## What you have to do
Look through the material and copy each line holding "gear".

## Information
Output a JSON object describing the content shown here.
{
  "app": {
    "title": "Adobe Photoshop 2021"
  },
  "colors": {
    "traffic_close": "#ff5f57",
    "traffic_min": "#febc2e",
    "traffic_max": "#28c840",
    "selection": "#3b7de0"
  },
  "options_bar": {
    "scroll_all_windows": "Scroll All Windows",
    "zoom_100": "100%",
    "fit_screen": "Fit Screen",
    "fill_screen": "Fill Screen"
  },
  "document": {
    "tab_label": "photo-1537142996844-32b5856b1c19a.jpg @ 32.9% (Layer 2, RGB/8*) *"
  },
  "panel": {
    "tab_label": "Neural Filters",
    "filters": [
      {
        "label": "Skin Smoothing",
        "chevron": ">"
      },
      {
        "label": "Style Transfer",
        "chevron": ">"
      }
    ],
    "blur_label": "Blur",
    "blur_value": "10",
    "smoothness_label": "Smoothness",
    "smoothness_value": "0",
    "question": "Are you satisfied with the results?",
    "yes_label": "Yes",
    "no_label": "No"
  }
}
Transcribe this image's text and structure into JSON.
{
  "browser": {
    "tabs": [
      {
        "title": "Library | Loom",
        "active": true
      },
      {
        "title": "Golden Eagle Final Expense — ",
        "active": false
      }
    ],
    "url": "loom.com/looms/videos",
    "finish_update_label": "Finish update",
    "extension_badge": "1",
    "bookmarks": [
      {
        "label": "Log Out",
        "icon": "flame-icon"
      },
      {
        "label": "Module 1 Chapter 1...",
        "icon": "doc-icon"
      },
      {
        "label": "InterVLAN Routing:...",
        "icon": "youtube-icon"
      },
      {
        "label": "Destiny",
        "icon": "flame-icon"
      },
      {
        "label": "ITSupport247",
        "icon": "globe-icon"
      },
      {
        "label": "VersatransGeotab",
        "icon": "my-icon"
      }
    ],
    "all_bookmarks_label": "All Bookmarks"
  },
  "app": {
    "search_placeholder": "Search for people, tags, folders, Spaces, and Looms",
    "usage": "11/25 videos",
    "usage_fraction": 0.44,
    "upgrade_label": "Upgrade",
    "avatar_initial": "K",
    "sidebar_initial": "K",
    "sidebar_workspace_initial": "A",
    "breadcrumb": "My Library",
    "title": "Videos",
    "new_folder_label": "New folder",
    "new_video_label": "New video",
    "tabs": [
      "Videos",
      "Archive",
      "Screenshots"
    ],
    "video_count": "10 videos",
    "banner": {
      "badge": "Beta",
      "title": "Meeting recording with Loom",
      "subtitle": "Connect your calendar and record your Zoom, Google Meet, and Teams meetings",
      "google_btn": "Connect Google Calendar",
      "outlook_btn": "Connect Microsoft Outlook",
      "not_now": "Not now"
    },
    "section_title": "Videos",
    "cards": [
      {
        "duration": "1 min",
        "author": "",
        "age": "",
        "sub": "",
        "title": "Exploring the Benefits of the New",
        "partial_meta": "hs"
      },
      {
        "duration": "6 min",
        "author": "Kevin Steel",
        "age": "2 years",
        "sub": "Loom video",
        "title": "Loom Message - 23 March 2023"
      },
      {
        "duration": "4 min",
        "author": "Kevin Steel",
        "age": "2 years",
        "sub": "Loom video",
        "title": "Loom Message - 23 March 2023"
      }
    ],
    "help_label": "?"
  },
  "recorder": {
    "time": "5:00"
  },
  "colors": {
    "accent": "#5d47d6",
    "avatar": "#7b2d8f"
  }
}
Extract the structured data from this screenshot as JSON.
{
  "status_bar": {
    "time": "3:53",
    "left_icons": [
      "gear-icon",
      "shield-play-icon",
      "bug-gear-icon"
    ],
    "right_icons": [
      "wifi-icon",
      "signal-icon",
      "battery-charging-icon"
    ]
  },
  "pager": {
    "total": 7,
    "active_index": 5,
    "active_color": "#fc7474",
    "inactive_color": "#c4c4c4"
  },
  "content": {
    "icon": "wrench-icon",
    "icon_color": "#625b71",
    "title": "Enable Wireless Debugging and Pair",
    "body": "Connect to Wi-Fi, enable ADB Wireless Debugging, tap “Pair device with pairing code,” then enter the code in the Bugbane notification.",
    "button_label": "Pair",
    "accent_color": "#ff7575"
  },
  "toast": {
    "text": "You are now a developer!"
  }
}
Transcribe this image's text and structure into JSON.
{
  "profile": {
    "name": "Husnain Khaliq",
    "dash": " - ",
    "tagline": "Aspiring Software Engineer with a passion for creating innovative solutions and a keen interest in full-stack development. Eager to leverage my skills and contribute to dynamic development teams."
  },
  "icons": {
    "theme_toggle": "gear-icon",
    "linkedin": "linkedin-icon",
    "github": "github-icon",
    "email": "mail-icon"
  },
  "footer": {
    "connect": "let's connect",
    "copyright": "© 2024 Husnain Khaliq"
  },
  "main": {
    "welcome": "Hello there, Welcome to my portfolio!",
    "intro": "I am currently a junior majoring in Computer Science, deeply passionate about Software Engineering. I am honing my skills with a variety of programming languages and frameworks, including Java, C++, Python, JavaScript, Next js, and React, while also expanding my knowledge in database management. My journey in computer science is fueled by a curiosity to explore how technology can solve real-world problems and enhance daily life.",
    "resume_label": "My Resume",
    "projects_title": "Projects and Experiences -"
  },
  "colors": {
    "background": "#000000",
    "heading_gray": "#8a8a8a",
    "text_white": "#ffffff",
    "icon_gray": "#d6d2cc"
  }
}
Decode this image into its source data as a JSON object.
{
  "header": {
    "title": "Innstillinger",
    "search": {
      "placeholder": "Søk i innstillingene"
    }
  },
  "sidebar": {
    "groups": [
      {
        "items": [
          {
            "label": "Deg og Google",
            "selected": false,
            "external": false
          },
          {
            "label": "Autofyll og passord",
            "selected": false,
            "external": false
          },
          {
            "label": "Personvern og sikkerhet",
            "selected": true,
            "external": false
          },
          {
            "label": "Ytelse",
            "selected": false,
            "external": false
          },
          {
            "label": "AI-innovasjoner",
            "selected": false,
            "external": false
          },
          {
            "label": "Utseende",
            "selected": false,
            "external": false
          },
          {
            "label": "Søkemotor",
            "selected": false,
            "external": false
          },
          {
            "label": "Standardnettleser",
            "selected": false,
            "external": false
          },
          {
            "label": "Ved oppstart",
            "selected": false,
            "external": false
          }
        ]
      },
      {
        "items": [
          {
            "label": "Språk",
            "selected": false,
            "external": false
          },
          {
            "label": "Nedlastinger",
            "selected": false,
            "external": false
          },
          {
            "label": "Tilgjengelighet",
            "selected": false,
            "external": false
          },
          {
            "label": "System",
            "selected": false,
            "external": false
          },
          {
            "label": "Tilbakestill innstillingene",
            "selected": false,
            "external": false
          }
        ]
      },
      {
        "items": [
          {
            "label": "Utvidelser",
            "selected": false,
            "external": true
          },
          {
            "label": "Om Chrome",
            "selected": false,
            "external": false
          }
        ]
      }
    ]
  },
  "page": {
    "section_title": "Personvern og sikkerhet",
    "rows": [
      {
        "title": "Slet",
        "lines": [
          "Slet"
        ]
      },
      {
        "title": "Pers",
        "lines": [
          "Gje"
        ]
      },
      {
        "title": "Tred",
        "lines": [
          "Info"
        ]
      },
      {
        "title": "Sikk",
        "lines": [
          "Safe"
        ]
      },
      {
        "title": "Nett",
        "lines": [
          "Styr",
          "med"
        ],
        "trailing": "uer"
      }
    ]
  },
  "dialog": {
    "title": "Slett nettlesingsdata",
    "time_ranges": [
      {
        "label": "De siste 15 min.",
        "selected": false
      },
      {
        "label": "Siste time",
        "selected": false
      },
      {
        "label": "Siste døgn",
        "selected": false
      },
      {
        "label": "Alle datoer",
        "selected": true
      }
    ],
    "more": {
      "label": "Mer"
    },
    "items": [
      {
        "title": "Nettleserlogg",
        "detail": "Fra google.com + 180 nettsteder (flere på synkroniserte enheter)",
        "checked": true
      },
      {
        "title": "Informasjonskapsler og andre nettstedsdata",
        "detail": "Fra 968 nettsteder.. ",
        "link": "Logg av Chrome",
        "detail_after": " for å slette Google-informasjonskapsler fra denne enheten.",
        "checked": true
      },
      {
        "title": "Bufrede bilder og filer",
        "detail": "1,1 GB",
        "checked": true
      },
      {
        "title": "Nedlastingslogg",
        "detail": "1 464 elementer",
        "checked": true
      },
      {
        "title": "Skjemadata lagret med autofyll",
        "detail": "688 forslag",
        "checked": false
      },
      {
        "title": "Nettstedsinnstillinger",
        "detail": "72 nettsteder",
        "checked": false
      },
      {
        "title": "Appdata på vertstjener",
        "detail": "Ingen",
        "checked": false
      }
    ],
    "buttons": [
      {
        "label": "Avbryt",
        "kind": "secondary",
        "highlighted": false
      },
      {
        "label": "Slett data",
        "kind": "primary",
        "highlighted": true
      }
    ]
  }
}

## Result of this task
      "gear-icon",
      "bug-gear-icon"
    "theme_toggle": "gear-icon",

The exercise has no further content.